Jenna has some learning disabilities so we took it slow, I had the chorus idea and showed it to Jenna, she loved it. I asked Jenna to give me some words that would describe her desire to walk, how she feels about being in a wheelchair, what are the difficulties of learning to walk and what has inspired her to keep trying. We took those words and went to the rhyming dictionary and found all the words that would help Jenna tell her story and wrote the lyrics together. I asked Jenna to give me a little melody that was different from the chorus and what we finally came up with was a collaboration of notes, musical ideas, fun times and hopes.

**The Recording Process/Media Project

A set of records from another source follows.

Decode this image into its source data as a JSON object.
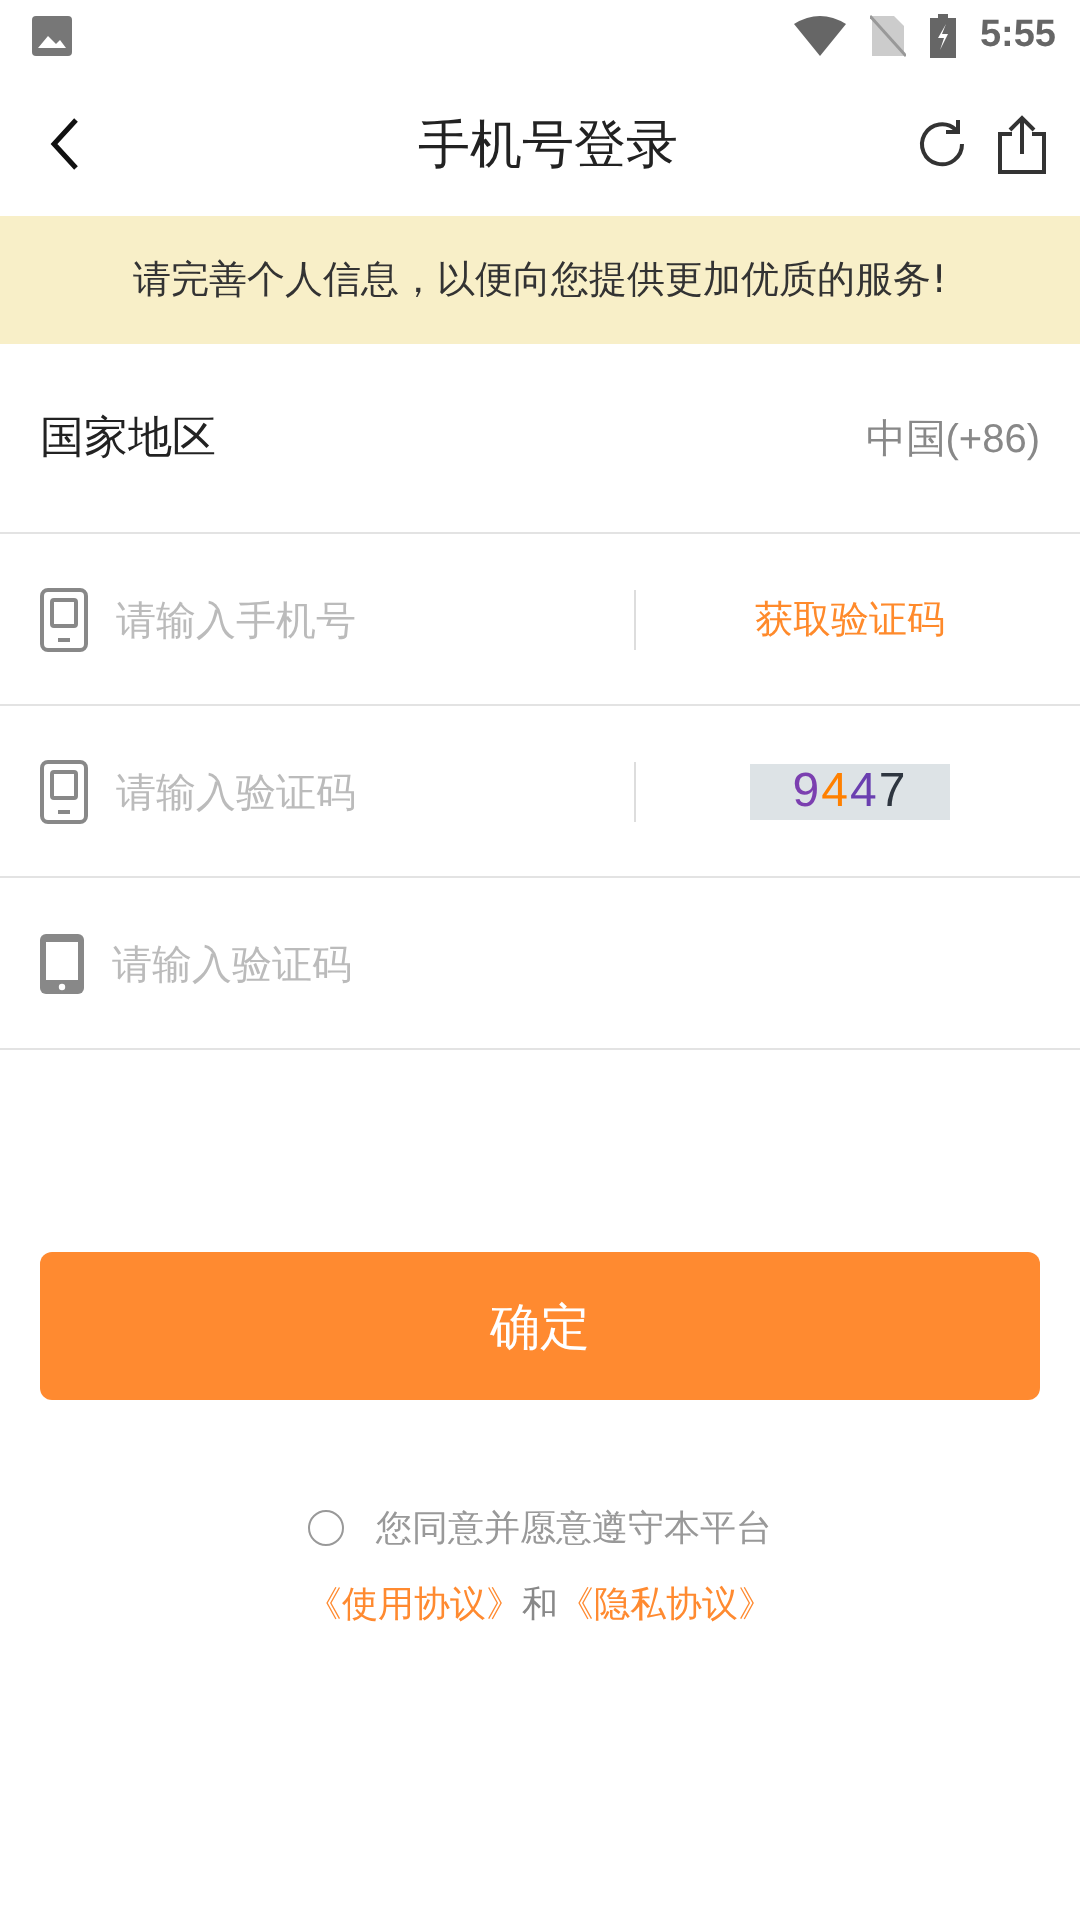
{
  "status_bar": {
    "time": "5:55"
  },
  "nav": {
    "title": "手机号登录"
  },
  "notice": "请完善个人信息，以便向您提供更加优质的服务!",
  "region": {
    "label": "国家地区",
    "value": "中国(+86)"
  },
  "fields": [
    {
      "kind": "sms",
      "placeholder": "请输入手机号",
      "action": "获取验证码"
    },
    {
      "kind": "captcha",
      "placeholder": "请输入验证码",
      "captcha": "9447"
    },
    {
      "kind": "plain",
      "placeholder": "请输入验证码"
    }
  ],
  "submit": "确定",
  "agreement": {
    "checked": false,
    "text": "您同意并愿意遵守本平台",
    "links": [
      "《使用协议》",
      "《隐私协议》"
    ],
    "joiner": "和"
  }
}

My son, two young musician friends, guitar player husband and I are waiting for the final mix to be complete. It will be interesting to see how it all falls together. I have been doing some short video clips of Jenna working with her PT, OT, and our recording sessions. I am excited about the finished product, how it will encourage Jenna to keep climbing her mountain and how it might provide inspiration to other young people who have their own set of difficult circumstances.

We have a pipe dream of the Jonas Brothers(Jenna is ga ga over them) singing it at one of their shows and having Jenna and other young people with disabilities part of the production.

Some of the words

When I wear by braces,

I see the look on your faces

When I get up, it’s really tough,

The prize for me, is at the end

So I try and I try and I try again

Stay Tuned: If all works out, it will be available for viewing @ The Singing Nurse YouTube channel.

Anyone have any connections to the Jonas Brothers ?

Jenna’s Story

February 28, 2009 in Chronic Illness - Disabilities, TSN Therapeutic Projects

02/28/2009 (updated in part Jan 2017)

Hope you all have endured the cold winter, I am sooo.. looking forward to the warmer weather. March is one of those iffy months where the temps and conditions outside can be unpredictable. Just to encourage you, the warmer weather is just around the corner.Jenna 12 days of Christmas and walking 014

I have known Jenna for about 14 years (update 18 yrs) and this young lady and her family have endure many set backs. I was Jenna’s nurse when she was 3 years old and she has had health issues all of her life. Jenna was born premature and over time the family discovered Jenna had other issues which have impacked them greatly. I don’t want to let too much out of the bag because I want her tell the story. She is full of faith and I know she will encourage you with her unbelievable zest for life. If you have any comments or would like to ask a question, put Jenna in the subject and send us an email to:

(When you listen & watch the “Walking Song Vid” You will find a lot of videos on YouTube where Jenna shares her story. ***Jenna went to be with the Lord in 2013, her family and friends will miss her greatly)

Check out Jenna’s videos @

How we wrote the song? Click below

Writing walking song with disabled friend Jenna

Ms. Dawn, The Singing Nurse